*What to produce:* Below are some records; each one is to be set down again exactly.

*Data section:*
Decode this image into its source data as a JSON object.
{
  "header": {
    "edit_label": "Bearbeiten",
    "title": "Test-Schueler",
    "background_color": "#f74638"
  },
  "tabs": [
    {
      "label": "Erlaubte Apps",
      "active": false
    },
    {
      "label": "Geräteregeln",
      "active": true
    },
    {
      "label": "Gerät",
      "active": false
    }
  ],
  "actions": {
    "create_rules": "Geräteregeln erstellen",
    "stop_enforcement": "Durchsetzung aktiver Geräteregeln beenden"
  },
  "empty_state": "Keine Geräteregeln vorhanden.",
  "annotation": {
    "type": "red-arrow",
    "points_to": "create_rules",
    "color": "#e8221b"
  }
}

*Written answer:*
Decode this image into its source data as a JSON object.
{
  "header": {
    "edit_label": "Bearbeiten",
    "title": "Test-Schueler",
    "background_color": "#f74638"
  },
  "tabs": [
    {
      "label": "Erlaubte Apps",
      "active": false
    },
    {
      "label": "Geräteregeln",
      "active": true
    },
    {
      "label": "Gerät",
      "active": false
    }
  ],
  "actions": {
    "create_rules": "Geräteregeln erstellen",
    "stop_enforcement": "Durchsetzung aktiver Geräteregeln beenden"
  },
  "empty_state": "Keine Geräteregeln vorhanden.",
  "annotation": {
    "type": "red-arrow",
    "points_to": "create_rules",
    "color": "#e8221b"
  }
}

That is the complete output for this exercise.